Hey Jurgen, if the timing is so bad, why did you play Salah and Mane against the children of Villa?
During the first few weeks of the season, Liverpool boss Jurgen Klopp played the role of a martyr as he selflessly struggled to protect the safety of his players as they were sorely forced to face a busy meeting schedule.
A particularly brutal streak of games saw one Liverpool player after another get injured in what appeared to be every game. There was a time when the Reds faced the prospect of being left without their goalie, their four full backs, two starting midfielders and two reserve forwards. It is obviously very wrong.
This is why most football fans supported Klopp as he embarked on a crusade against the broadcasters, complaining that their selfishness put his players in danger. His approach was not always popular, but most were sympathetic to a man who constantly wondered why English football was so hectic during the holiday season.
He’s a man desperate for any chances to rest some of his beloved players, so when news broke that Aston Villa would be playing a toddler squad in the FA Cup third round match on Friday Due to a COVID-19 outbreak in the senior team, it was assumed that Klopp would jump at the chance. Even Liverpool reservists are expected to make their way through Villa’s youth side.
However, Klopp still felt the need to play regular starters like Mohamed Salah, Sadio Mane, Fabinho, Jordan Henderson and Georginio Wijnaldum, who all started the 1-0 defeat to Southampton four days earlier.
He’s a man who previously described the hectic dating schedule as “dangerous” and “criminal.” In fact, he is not wrong. No one believes he is wrong, and just look at Liverpool’s injury history for the evidence if you need it.
However, how can Klopp expect people to take his complaints seriously when he doesn’t even take the opportunity to rest players when they arise?

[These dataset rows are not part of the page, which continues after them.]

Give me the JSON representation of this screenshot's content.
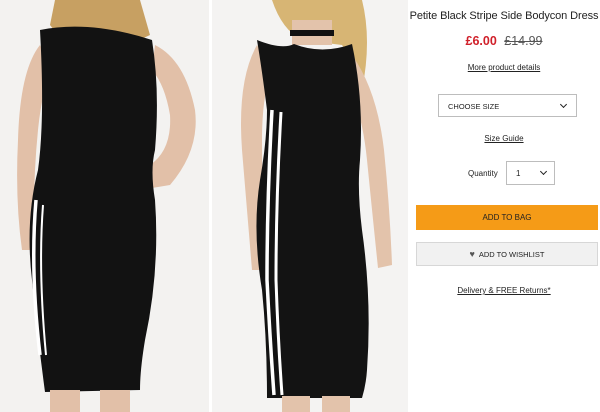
{
  "product": {
    "title": "Petite Black Stripe Side Bodycon Dress",
    "price_now": "£6.00",
    "price_was": "£14.99"
  },
  "links": {
    "more_details": "More product details",
    "size_guide": "Size Guide",
    "delivery": "Delivery & FREE Returns*"
  },
  "size_select": {
    "selected": "CHOOSE SIZE"
  },
  "quantity": {
    "label": "Quantity",
    "selected": "1"
  },
  "buttons": {
    "add_to_bag": "ADD TO BAG",
    "add_to_wishlist": "ADD TO WISHLIST"
  },
  "icons": {
    "wishlist": "heart-icon",
    "dropdown": "chevron-down-icon"
  },
  "colors": {
    "sale_price": "#d0202a",
    "add_to_bag_bg": "#f59b17",
    "dress": "#111111",
    "stripe": "#ffffff"
  }
}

It was the inclusion of Salah and Mane that was most surprising. These are two players – two of football’s elite talents – who rarely get the chance to sit on the bench, but Klopp clearly believed it was worth risking their physical form so Liverpool could make their way through in front of an under-18 team.
Is this a sad reflection of Klopp’s faith (or lack of) in Divock Origi and Xherdan Shaqiri? Did the boss really believe his reserve players weren’t good enough to score beyond a starting lineup of players with a combined of them Wikipedia pages between them?

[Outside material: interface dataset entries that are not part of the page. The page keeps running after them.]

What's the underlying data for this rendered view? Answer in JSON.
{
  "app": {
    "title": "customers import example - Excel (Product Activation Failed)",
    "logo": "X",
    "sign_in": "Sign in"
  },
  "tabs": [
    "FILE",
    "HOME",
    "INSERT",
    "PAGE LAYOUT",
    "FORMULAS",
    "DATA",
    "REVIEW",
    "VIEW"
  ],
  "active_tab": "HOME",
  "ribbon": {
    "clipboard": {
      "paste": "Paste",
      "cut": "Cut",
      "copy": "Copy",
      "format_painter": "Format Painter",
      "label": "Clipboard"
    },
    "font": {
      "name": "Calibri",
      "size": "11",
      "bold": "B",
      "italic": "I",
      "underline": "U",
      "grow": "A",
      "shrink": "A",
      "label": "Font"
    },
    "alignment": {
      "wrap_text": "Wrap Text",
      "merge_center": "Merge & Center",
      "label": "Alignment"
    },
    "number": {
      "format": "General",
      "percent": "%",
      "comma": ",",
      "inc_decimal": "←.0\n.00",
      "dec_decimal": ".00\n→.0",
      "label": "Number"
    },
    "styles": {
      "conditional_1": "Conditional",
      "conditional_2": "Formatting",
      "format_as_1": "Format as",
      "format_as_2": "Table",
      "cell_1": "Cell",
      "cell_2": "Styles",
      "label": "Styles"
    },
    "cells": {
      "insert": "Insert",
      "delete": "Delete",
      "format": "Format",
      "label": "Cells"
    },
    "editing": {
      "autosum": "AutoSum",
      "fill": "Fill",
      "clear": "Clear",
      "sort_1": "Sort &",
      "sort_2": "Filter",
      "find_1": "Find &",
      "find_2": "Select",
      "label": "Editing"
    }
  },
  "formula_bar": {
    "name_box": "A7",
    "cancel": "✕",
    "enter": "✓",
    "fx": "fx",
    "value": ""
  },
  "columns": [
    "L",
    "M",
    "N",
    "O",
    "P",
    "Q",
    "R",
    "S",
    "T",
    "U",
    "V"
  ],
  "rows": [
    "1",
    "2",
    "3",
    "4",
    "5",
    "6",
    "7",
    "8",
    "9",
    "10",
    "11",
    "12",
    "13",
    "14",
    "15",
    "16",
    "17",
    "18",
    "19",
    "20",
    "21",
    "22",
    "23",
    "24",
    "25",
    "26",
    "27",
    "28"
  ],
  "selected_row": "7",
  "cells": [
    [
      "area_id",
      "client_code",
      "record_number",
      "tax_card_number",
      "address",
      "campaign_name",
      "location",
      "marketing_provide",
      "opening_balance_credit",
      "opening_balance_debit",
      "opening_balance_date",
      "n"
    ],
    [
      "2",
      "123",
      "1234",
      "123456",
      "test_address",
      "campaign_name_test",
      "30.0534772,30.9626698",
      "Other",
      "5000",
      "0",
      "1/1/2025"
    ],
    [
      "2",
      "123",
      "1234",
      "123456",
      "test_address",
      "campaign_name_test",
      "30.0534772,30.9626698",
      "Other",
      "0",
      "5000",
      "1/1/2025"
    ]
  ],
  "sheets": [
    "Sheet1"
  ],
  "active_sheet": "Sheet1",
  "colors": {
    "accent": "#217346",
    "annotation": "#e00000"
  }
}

Now, there is nothing wrong with wanting to slap a weaker team. Liverpool want to be the best team on the planet and showing sympathy is not in their nature.
But come on, choose your battles.
This isn’t even the first time Klopp’s words haven’t been backed up by his actions. The German was incredibly vocal in his desire to see five substitutes return so he could give his starters some much-needed breaks. He didn’t get his wish, but got an extension from the bench to nine players.
In the last ten Premier League games, which date back to early November, Klopp hasn’t always used the three submarines at his disposal. He’s regularly stopped at two and in the 2-1 win over Tottenham he didn’t even use one.
He obviously doesn’t to have use all subs – bringing inferior players into a close game is, well, mismanagement – but if he truly believes his players are risking their lives by sticking to that busy schedule, why doesn’t he more?
It’s admirable of Klopp to use his high status to fight the battle players need, but he ignores his own advice. If timing is such a problem, he should actually try to manage it.